There have been a number of instances recently in which major label artists have been judged harshly on their musicianship when the liner notes or, more likely, wikipedia, reveal that there were other writers on their records. Our favourite singer didn’t create this entire body of work in solitary confinement?! We’ve been had! Cheated! Scammed! The casual music fan might also be surprised to learn that not even Billie Holiday wrote her own songs, that neither did Frank Sinatra, or even Elvis, and that accusations of inadequate artistry come from a naive place. Singers – particularly in the pop world – have been working with songwriters for a long, long time. And just as designers work with pattern cutters and actors aren’t expected to write their own scripts, bringing together many minds and skills results in the kind of successes that likely wouldn’t and couldn’t have happened otherwise.
Charli XCX adopted her MSN screen name when she started writing music in her early teens. Fast forward to 20 and her career had well and truly moved from myspace to studio space, and, as well as a couple of her own mixtapes, she penned Icona Pop’s chart-topping single, I Love It. With her electro-bubblegum pop sound and killer hooks, at just 24 she has gone on to relocate from London to L.A. and write for the likes of Selena Gomez and Iggy Azalea. With her own record label, Vroom Vroom, and a forthcoming album produced by BloodPop, Stargate and PC Music stalwarts AG Cook and SOPHIE that is guaranteed to take over the world, Charli is without a doubt one of the most talented young popstars we’ve got.
But that’s not to say that she chooses to write alone. Knowing the importance and benefits of collaboration, Charli has found a special kind of teammate in 29-year-old Swedish artist and songwriter Noonie Bao. Aside from becoming best friends, together they’ve written a significant chunk of Charli’s discography and an impressive amount of music for others, including the new MØ single, Drum. Curious to hear their take on the great credits debate, we Skyped the dynamic duo on the day of the arguably more important first US presidential debate..
Hi you two. Let’s start at the beginning. How did you first meet?
Charli: We were both in London and someone had organised a session for us – I guess your publisher and my A&R – and neither of us really wanted to go.
Noonie: I was so tired.
Charli: And I was gonna cancel. At that point I wasn’t really down to work with new people. I felt like I’d established my group and I wasn’t sure about this new girl… and I think Noonie probably felt the same. But we went, had a really great session, and have worked together ever since!

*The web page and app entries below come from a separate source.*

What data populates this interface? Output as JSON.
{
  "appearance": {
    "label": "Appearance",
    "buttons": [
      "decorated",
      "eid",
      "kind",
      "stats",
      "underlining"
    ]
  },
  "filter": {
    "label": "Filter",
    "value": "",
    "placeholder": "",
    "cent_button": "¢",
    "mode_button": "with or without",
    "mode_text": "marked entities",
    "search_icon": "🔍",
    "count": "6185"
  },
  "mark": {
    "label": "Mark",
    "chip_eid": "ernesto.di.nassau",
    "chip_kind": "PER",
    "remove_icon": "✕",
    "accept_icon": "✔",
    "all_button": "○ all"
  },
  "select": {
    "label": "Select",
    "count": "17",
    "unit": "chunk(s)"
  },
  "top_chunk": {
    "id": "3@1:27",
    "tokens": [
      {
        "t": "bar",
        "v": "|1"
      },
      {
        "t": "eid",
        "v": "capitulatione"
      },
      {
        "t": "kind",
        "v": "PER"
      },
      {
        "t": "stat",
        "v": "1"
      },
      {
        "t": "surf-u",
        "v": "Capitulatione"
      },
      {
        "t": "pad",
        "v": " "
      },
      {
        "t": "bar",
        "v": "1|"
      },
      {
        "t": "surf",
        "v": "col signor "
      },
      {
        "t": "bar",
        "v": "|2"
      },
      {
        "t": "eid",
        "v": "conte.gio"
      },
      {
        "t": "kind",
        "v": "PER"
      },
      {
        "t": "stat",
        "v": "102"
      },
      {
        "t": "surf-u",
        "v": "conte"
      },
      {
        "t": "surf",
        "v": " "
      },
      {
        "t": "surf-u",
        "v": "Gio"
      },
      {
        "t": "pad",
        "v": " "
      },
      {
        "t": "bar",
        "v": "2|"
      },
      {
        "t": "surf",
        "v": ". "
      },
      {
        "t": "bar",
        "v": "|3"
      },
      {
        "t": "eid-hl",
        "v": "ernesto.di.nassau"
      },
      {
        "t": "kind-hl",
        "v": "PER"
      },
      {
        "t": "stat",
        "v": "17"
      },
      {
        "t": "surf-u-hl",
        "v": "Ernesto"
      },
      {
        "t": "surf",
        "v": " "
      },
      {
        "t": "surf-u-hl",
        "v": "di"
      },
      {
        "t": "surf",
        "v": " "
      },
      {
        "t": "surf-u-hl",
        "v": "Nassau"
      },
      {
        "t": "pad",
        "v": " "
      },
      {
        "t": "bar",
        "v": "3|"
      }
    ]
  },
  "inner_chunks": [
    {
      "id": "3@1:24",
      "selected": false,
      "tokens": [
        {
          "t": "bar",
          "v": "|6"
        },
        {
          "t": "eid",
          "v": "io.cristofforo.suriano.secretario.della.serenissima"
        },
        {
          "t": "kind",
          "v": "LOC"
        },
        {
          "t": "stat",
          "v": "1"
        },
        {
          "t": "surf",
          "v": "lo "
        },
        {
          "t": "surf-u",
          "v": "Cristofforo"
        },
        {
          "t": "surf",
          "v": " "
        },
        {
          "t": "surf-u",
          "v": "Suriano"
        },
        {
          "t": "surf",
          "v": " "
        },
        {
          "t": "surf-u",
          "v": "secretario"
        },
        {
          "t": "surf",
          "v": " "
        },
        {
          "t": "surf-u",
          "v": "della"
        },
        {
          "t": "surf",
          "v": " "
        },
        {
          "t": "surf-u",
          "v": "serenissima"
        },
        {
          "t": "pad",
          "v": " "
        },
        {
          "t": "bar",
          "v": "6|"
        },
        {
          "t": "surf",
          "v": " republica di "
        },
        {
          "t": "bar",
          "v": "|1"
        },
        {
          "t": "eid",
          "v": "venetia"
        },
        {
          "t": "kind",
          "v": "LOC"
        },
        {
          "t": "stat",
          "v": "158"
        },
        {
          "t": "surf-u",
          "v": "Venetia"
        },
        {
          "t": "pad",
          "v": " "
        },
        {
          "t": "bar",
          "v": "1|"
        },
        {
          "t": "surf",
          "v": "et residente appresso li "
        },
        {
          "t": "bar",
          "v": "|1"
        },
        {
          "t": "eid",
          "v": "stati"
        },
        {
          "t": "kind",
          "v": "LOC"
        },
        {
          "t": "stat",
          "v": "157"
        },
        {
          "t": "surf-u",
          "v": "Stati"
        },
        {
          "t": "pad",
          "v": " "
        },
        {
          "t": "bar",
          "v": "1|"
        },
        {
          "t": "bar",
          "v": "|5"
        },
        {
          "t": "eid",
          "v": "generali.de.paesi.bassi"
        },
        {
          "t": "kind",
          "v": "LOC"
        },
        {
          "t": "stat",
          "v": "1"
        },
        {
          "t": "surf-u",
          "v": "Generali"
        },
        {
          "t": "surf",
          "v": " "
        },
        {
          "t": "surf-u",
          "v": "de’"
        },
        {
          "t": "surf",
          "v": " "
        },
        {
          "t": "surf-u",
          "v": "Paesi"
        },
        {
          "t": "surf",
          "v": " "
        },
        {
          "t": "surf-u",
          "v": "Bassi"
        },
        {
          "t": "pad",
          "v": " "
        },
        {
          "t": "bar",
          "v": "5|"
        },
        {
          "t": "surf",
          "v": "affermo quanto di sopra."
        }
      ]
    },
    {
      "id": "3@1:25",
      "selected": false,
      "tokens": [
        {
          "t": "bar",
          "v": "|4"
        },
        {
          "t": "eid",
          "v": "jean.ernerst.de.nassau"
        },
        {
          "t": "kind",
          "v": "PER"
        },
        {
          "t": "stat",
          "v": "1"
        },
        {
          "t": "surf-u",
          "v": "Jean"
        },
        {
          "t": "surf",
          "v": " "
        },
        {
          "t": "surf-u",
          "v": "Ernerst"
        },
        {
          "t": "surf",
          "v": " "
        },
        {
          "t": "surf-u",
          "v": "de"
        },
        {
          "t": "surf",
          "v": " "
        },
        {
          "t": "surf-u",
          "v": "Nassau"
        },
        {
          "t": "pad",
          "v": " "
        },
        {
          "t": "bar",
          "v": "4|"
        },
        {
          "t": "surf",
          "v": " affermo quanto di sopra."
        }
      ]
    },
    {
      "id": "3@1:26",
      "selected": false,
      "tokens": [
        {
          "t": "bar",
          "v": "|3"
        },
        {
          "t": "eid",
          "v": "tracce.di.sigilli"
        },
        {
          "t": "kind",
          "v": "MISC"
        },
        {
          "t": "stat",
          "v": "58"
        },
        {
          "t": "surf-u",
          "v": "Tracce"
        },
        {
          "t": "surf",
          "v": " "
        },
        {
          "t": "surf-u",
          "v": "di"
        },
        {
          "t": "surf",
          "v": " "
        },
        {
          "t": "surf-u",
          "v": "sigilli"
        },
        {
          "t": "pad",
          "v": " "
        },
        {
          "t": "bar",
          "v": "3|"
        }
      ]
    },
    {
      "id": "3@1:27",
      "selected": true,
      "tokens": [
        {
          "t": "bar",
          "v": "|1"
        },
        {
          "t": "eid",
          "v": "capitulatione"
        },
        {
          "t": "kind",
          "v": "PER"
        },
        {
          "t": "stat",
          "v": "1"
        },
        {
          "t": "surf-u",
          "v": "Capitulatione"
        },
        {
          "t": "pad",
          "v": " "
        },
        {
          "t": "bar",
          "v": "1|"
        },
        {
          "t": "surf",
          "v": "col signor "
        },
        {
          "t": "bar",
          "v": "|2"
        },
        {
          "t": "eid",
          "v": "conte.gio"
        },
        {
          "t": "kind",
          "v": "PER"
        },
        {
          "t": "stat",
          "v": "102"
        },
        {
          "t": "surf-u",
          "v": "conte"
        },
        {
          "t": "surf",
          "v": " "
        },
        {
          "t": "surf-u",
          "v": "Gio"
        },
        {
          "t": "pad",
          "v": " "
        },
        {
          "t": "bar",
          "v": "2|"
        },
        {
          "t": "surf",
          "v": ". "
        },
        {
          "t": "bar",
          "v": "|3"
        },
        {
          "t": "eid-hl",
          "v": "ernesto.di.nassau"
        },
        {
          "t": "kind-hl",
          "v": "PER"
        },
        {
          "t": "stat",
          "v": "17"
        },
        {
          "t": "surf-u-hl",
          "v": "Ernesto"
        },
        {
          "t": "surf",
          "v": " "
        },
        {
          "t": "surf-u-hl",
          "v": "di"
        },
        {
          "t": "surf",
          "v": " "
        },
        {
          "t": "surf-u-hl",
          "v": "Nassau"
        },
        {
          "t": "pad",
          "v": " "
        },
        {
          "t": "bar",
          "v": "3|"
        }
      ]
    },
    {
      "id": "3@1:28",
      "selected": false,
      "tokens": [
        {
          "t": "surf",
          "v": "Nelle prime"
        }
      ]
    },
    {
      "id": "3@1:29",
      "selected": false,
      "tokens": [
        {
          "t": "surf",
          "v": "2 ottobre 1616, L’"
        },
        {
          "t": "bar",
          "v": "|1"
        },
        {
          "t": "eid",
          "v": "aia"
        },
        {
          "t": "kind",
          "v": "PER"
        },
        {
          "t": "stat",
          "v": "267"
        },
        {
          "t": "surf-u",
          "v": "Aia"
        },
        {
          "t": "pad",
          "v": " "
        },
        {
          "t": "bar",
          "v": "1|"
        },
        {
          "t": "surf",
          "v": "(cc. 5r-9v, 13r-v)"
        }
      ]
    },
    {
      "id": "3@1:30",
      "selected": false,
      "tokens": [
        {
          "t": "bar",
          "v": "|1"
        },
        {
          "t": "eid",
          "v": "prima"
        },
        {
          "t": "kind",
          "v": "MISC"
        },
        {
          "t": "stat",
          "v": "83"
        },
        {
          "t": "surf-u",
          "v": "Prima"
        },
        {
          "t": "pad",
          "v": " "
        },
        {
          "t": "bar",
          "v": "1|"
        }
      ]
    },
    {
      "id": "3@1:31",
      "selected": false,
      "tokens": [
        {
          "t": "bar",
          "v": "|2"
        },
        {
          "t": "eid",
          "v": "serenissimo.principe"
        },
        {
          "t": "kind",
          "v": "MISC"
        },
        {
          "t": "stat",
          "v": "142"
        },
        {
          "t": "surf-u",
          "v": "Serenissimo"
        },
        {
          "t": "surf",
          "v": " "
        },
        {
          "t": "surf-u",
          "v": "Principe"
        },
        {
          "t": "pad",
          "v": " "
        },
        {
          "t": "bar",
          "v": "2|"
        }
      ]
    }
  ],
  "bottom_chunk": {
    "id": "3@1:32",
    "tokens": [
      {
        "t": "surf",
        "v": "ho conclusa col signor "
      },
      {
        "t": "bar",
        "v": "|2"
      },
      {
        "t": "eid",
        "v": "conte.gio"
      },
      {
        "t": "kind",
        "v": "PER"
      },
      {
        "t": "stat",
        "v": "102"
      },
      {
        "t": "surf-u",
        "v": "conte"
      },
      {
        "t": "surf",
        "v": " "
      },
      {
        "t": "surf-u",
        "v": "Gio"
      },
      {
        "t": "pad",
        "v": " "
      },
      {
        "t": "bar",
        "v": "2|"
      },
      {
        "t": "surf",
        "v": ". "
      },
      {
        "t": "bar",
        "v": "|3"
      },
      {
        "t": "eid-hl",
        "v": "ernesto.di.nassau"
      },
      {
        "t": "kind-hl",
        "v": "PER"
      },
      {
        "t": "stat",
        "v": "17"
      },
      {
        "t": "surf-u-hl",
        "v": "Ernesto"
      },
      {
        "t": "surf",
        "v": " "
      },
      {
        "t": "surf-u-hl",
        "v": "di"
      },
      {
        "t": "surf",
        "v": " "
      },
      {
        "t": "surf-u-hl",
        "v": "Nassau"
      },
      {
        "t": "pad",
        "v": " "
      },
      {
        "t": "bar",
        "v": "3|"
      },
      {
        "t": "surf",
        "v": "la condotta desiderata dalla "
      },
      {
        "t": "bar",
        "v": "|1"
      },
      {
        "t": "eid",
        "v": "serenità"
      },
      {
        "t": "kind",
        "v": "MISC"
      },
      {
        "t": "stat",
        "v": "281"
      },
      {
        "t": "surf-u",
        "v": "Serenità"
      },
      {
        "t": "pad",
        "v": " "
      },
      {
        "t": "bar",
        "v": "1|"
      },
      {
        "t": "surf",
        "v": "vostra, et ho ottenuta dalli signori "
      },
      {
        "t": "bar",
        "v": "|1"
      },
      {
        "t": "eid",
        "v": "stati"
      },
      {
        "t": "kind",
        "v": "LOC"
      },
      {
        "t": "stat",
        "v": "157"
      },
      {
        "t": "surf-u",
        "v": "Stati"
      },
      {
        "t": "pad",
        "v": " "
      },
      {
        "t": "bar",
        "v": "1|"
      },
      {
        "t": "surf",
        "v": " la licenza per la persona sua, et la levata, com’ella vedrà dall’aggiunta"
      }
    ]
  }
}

It was lucky, because we so nearly bailed on each other and might never have worked together.
What would you say the typical popstar/songwriter relationship is like?
Charli: It depends because some popstars write a lot of stuff, and so their relationships are probably like ours. But I know of a lot of people who don’t write, but have frequent collaborators who play them songs and they see if it relates to their life… and if the artist feels a connection to it then maybe they’ll take the song. I think both ways work. We’ve definitely done it the other way when we’ve written for other artists, but Noonie, I think when you work with me or Carly Rae, it feels like you’re both writing; you’re not just pitching an idea, right?
Noonie: Yeah, exactly. I feel like so many pop stars are writing nowadays. Everyone is so good.
And what makes your working relationship so special?
Charli: Me and Noonie have worked together so much now that I actually think it must be quite intimidating for other people when we write together, because we’re so weird in the studio. Sometimes we just pace around the room. We know when to be in each other’s space and when not to be; we understand when the other person is having a moment. It can be quite intense.
Is writing together always easier than writing alone?
Charli: I love bouncing off someone else. It’s just more fun. Alone, there’s so much pressure and I always doubt myself.
When you’re writing for another artist, do you put as much of your own experience and emotions into it?
Charli: I don’t really put my emotions into my songs, which sounds terrible. In fact, one thing me and Noonie don’t do when writing is ask, ‘What’s happening in your life? Tell me what happened today?’
It’s never a counseling session.
Noonie: Whatever happens, happens. The words and melodies come naturally so you can’t really overthink things.
It’s probably just initially a bit of a shock when people discover that their favourite artists aren’t just sitting alone in their room writing hits straight into their diaries.
Charli: Exactly. When Beyonce or Rihanna sing something, no matter who’s written on the song, it comes from them and you apply to to their lives. When Rihanna sings Diamonds, I don’t care that Sia wrote it, because I believe in what Rihanna is singing, you know? And I think that’s the sign of a good popstar, that you don’t think about that shit, you just buy into it and believe it.
That makes a lot of sense. Back to you two now: how important is it to have a friendship outside of the studio when you’re working together so intensely and so often?
Charli: The thing is, it never really feels like work. We’re still really fucking unprofessional. For a while we were living together too. Noonie got this place a couple of weeks ago but before then we were both living at mine. Being a musician and a songwriter isn’t like going to work. Sometimes we just decide to do nothing that day but get to 11pm and start writing something for fun.
※This interview is an excerpt from PARTNERS Issue #1